Food festival for culinary delights

Stallholders at Oundle Food Festival, 2011
Stallholders at Oundle Food Festival, 2011

THESE days, being interested in food is not just about knowing which potatoes make the best chips or which mixing method produces the lightest pastry.

Thanks largely to the many celebrity chefs gracing our TV screens, shoppers now know a lot more about the foodie issues – linked to everything from morality to health – which affect 21st century food production.

There are big questions to answer such as: ‘Who is responsible for the obesity crisis?’ ‘Is organic really best? and ‘What exactly does sustainable fishing really mean?’

Getting to the heart of what really concerns shoppers, one highlight of this year’s Oundle Food Festival, which will take place on Saturday, will be a live Food Debate, chaired by writer and broadcaster, Sue MacGregor.

The discussion, which will take place at 2.30pm in The Queen Victoria Hall, West Street, Oundle, will be led by questions from the public.

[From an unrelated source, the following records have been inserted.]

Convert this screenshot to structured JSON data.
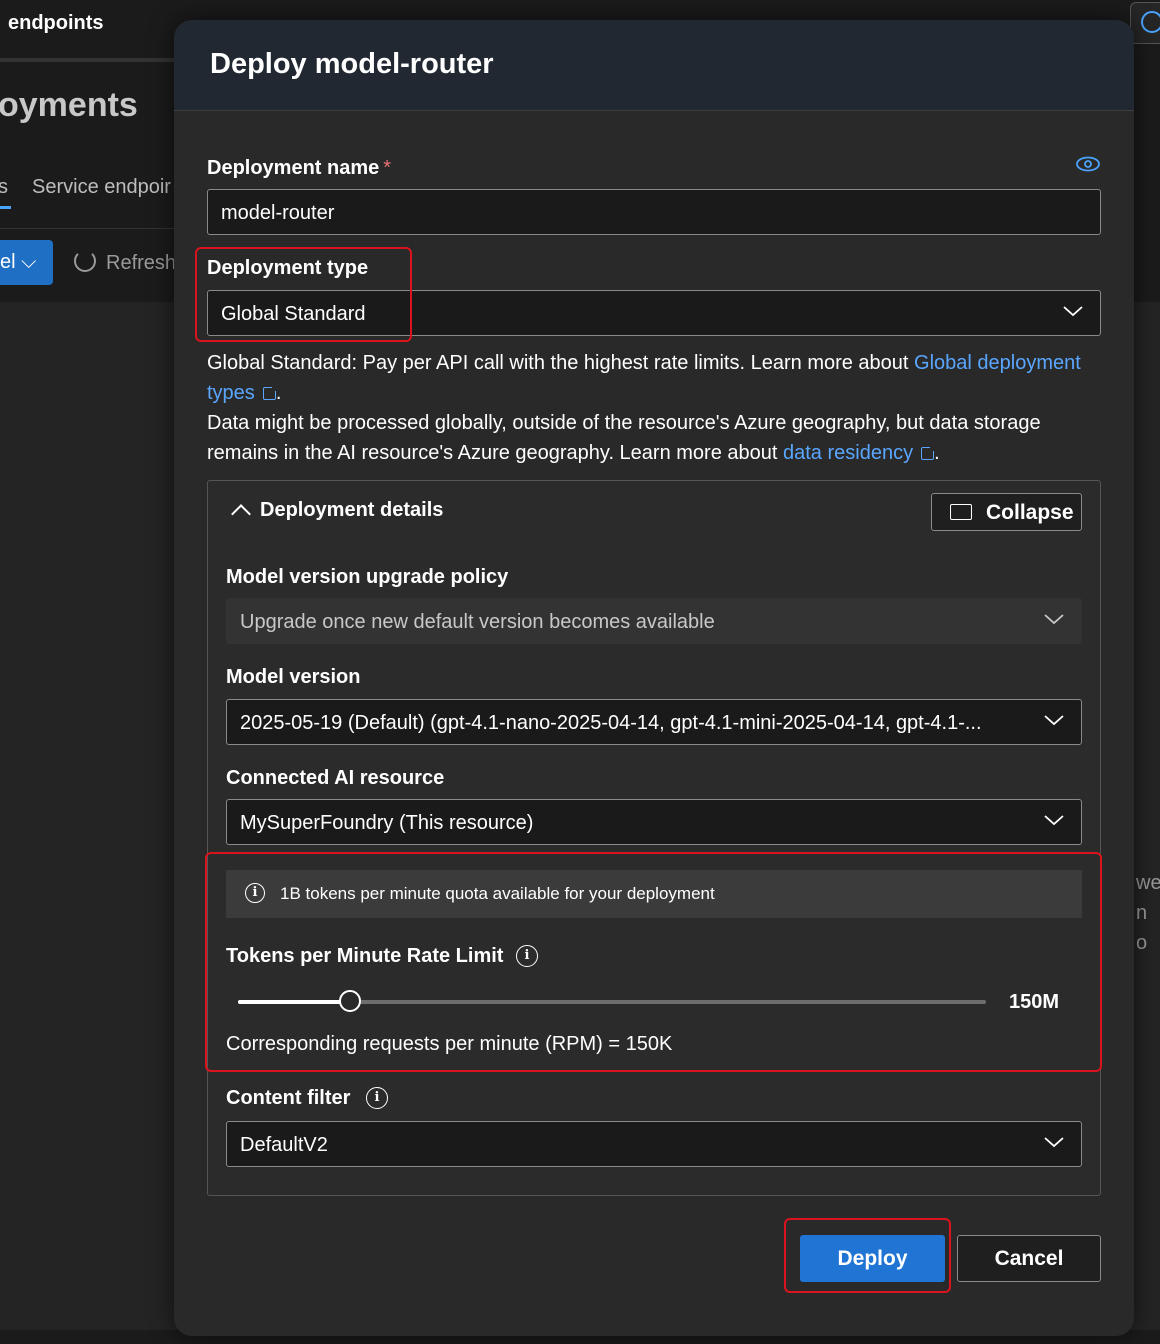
{
  "background": {
    "breadcrumb": "endpoints",
    "page_title": "oyments",
    "tab_partial": "s",
    "tab_service": "Service endpoir",
    "deploy_btn_partial": "el ⌵",
    "refresh_label": "Refresh",
    "right_partial_line1": "we",
    "right_partial_line2": "n o"
  },
  "dialog": {
    "title": "Deploy model-router",
    "deployment_name": {
      "label": "Deployment name",
      "required_mark": "*",
      "value": "model-router"
    },
    "deployment_type": {
      "label": "Deployment type",
      "value": "Global Standard"
    },
    "description": {
      "text1": "Global Standard: Pay per API call with the highest rate limits. Learn more about ",
      "link1": "Global deployment types",
      "text2": ".",
      "text3": "Data might be processed globally, outside of the resource's Azure geography, but data storage remains in the AI resource's Azure geography. Learn more about ",
      "link2": "data residency",
      "text4": "."
    },
    "details": {
      "title": "Deployment details",
      "collapse_label": "Collapse",
      "upgrade_policy": {
        "label": "Model version upgrade policy",
        "value": "Upgrade once new default version becomes available"
      },
      "model_version": {
        "label": "Model version",
        "value": "2025-05-19 (Default) (gpt-4.1-nano-2025-04-14, gpt-4.1-mini-2025-04-14, gpt-4.1-..."
      },
      "connected_resource": {
        "label": "Connected AI resource",
        "value": "MySuperFoundry (This resource)"
      },
      "quota_info": "1B tokens per minute quota available for your deployment",
      "rate_limit": {
        "label": "Tokens per Minute Rate Limit",
        "value_label": "150M",
        "fraction": 0.15
      },
      "rpm_text": "Corresponding requests per minute (RPM) = 150K",
      "content_filter": {
        "label": "Content filter",
        "value": "DefaultV2"
      }
    },
    "buttons": {
      "deploy": "Deploy",
      "cancel": "Cancel"
    }
  },
  "colors": {
    "accent": "#1f74d4",
    "link": "#5aa6ff",
    "highlight": "#d9141d"
  }
}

The panel will include Dr Andrew Ormerod, economic botanist from The Eden Project, Anthony Davidson, founder of Big Barn, and Robert Burns, of the National Farmer’s Union.

Issues discussed look set to include subjects such as the importance of buying locally and the confusing nature of food labelling.

Festival organiser, Alison Newcomb, said: “The perception is often that we have to go to Tesco or Asda to buy on price, but we don’t actually. We can buy cheaply in other ways.

“With labelling, it can also be difficult for young mums where there are things written on packages like ‘no added sugar.’ There might be no added sugar, but what about the other sugar substitutes?”

Now in its third year, the Oundle Food Festival attracts thousands of visitors.

This year, as well as the food debate, there will be about 45 stallholders and Times food columnist, Joanna Weinberg, will also be demonstrating some of her favourite dishes from her book, Cooking for Real Life.

The Eden Project will also be running children’s activities to demonstrate how easy it is to grow vegetables from seed.

Throughout the week, local restaurants – including Hambleton Hall, Oundle Mill, The Pheasant at Keyston, and The Kings Arms at Polebrook – will also be linking up with the festival to offer special, seasonal menus.

Alison set up the festival after selling her restaurant in Cambridge. Since then she has seen it grow into one of the best-known local food events.

The festival, whose patron is chef Dan Lepard, sets out to show how people can lower their food miles, reduce waste and still cut their food bills.

She said: “Oundle Food Festival was founded three years ago to continue to promote really good local seasonal produce and to show how to create delicious food simply and put the pleasure and flavours back into buying and cooking food.”

Questions for The Food Debate can be sent to Debate tickets cost £5 per person (under 12s free). These are available from Oundle Bookshop or online at